=== Entries from a dataset of interfaces ===
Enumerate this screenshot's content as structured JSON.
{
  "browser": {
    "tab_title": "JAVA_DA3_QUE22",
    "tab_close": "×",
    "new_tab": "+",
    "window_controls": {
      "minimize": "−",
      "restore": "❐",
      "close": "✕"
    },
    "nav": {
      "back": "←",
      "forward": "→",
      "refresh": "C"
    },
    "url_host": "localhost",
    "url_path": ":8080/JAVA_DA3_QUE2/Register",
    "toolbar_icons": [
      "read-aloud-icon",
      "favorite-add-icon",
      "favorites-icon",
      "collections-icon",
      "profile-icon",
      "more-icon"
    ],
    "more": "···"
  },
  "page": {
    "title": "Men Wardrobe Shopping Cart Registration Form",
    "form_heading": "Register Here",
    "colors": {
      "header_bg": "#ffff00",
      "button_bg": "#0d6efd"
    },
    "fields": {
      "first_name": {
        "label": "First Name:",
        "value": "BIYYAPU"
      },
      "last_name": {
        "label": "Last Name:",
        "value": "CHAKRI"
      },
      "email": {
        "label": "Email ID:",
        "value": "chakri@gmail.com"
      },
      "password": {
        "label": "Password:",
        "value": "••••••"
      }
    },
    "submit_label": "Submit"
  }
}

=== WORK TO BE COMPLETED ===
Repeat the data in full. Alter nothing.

=== REPLY ===
Enumerate this screenshot's content as structured JSON.
{
  "browser": {
    "tab_title": "JAVA_DA3_QUE22",
    "tab_close": "×",
    "new_tab": "+",
    "window_controls": {
      "minimize": "−",
      "restore": "❐",
      "close": "✕"
    },
    "nav": {
      "back": "←",
      "forward": "→",
      "refresh": "C"
    },
    "url_host": "localhost",
    "url_path": ":8080/JAVA_DA3_QUE2/Register",
    "toolbar_icons": [
      "read-aloud-icon",
      "favorite-add-icon",
      "favorites-icon",
      "collections-icon",
      "profile-icon",
      "more-icon"
    ],
    "more": "···"
  },
  "page": {
    "title": "Men Wardrobe Shopping Cart Registration Form",
    "form_heading": "Register Here",
    "colors": {
      "header_bg": "#ffff00",
      "button_bg": "#0d6efd"
    },
    "fields": {
      "first_name": {
        "label": "First Name:",
        "value": "BIYYAPU"
      },
      "last_name": {
        "label": "Last Name:",
        "value": "CHAKRI"
      },
      "email": {
        "label": "Email ID:",
        "value": "chakri@gmail.com"
      },
      "password": {
        "label": "Password:",
        "value": "••••••"
      }
    },
    "submit_label": "Submit"
  }
}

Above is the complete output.